New tool clarifies how flies develop sight

An extreme closeup of the eyes of a fruit fly. (Credit: Getty Images)

A tool that finds and labels neurons during development has led to the discovery of new cell types in the visual system of flies, according to a new study.

The study, published in the Proceedings of the National Academy of Sciences, combines single-cell sequencing data with a new algorithm to identify pairs of genes that point to previously unknown cells in the brains of fruit flies.

Researchers have long used fruit flies (also known as Drosophila) as a model organism to study fundamental questions about the development and function of the brain. Instead of the 86 billion neurons found in humans, fruit flies have about 100,000 neurons—making research into the brain a more manageable, yet still complex, endeavor.

The use of genetic tools that can distinguish different types of cells in fruit flies has revolutionized the study of neural circuits in the brain, allowing scientists to understand circuit development, function, and behavior in a precise manner.

“A hallmark of the central nervous system is the diversity of different cell types that are responsible for so many different functions,” says senior author Claude Desplan, professor of biology and neural science at New York University.

Previous research in Desplan’s lab used single-cell sequencing to determine that there are approximately 200 cell types in the developing fly’s visual system. Single-cell sequencing reveals gene expression, so when cells have the same gene expression patterns, they are likely doing the same job and are therefore the same cell type.

Scientists could identify roughly half of the 200 cell types in the developing fly’s visual system based on their gene expression and prior studies, but they lacked a way to more easily study and label the other 100 cell types.

Existing tools that allowed precise manipulation of neural circuits of adult fruit flies often failed to label the same neurons during development, rendering these tools unfit to study cells in the developing brain.

“Moreover, the previous approach to identifying cell types involves laborious testing of numerous gene candidate combinations.
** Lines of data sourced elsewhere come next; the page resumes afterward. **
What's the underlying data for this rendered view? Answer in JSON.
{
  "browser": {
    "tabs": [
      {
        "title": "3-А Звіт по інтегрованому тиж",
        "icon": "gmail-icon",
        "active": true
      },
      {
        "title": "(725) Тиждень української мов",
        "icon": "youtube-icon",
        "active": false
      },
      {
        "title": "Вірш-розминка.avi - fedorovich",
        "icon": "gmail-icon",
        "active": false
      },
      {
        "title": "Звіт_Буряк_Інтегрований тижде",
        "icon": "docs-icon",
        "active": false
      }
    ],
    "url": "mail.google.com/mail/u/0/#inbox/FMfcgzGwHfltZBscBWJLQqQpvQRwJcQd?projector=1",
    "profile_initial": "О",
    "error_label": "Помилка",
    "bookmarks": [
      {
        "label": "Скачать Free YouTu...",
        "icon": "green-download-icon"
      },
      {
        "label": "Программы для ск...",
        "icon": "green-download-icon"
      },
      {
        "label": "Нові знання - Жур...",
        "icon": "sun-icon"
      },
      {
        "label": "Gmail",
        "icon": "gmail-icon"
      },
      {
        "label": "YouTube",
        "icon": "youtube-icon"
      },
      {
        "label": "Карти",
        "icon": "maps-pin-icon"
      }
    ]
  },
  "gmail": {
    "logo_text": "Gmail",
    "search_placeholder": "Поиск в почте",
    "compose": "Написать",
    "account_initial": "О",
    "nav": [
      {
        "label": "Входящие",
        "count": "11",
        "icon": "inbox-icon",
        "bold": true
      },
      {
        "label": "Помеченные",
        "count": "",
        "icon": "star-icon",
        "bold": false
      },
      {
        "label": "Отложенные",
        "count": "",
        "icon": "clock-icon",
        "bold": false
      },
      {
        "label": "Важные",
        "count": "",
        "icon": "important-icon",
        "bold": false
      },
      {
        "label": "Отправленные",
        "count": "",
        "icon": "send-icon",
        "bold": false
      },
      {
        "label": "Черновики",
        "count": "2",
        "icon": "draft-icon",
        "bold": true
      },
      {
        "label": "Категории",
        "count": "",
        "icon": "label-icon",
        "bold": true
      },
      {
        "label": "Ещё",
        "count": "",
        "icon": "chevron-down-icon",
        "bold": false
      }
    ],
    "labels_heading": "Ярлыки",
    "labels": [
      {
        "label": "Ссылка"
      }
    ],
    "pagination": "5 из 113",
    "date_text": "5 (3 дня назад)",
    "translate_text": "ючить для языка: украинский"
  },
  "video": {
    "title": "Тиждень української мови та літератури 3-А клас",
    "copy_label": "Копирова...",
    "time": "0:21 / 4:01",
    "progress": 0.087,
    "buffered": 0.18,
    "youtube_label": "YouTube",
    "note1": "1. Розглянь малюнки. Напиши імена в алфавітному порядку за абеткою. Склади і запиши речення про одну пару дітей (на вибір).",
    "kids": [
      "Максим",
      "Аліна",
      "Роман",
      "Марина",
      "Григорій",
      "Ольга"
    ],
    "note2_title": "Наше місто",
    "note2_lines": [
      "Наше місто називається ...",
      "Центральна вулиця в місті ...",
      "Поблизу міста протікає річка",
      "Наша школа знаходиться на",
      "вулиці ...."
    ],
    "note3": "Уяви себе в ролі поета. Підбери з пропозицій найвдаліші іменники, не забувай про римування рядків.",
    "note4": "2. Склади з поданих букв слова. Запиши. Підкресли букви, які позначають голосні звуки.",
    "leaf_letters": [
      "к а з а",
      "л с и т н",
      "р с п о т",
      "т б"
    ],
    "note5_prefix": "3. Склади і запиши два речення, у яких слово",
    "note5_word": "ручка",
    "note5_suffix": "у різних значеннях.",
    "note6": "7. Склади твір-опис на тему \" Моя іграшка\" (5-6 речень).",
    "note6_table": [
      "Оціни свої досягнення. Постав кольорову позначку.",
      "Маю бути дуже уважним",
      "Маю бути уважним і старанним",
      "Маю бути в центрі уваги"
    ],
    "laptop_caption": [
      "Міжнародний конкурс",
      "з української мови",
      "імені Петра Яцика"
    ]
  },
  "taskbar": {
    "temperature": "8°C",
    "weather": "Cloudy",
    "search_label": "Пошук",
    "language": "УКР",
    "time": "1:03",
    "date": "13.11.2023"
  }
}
We knew we needed a much more efficient approach to label specific cell types, and were able to tap into the growing amount of single-cell sequencing data that is available,” says first author Yu-Chieh David Chen, a postdoctoral associate in the biology department.

Chen and his colleagues created a tool that takes advantage of the extensive single-cell sequencing data for the developing fly visual system to identify genes—and combinations of genes—that are exclusively expressed in certain cell types.

To find a cell type, researchers typically look for genetic markers, or single genes that are specific to a cell type. But often a gene will be expressed in multiple cell types, making it difficult to use one gene to differentiate between them. The new tool uses a slightly different approach: finding two genes that overlap only in one cell type.

By feeding single-cell RNA sequencing data into an algorithm they created, the researchers systematically identified pairs of genes that are uniquely expressed in the majority of cell types in the fruit fly’s visual system at multiple stages of development. One such gene pair led to the discovery of MeSps, a brand-new cell type.

“Despite a long history of studying the fruit fly’s visual system, we had never seen this cell type before,” says Chen.

While future research will delve into the development and function of MeSps—for instance, whether it detects color, motion, or other features of light—this avenue of research will be made possible by the new tools.

The researchers note that their tools can also be used to study other systems beyond vision in the developing fly, as long as single-cell data are available. Moreover, their logic of finding marker gene pairs instead of one single marker gene can be applied in research in other species.

“Instead of looking for a single good marker gene, a simple tweak of just looking at two genes can achieve high cell-type specificity,” says Chen.

“This pioneering and efficient approach provides exceptional tools for the field of neuroscience to investigate developmental questions with high precision,” says Desplan.

Additional coauthors are from the University of Missouri-Kansas City, the University of Toronto-Mississauga, and NYU.

The National Institutes of Health supported the work.

Source: NYU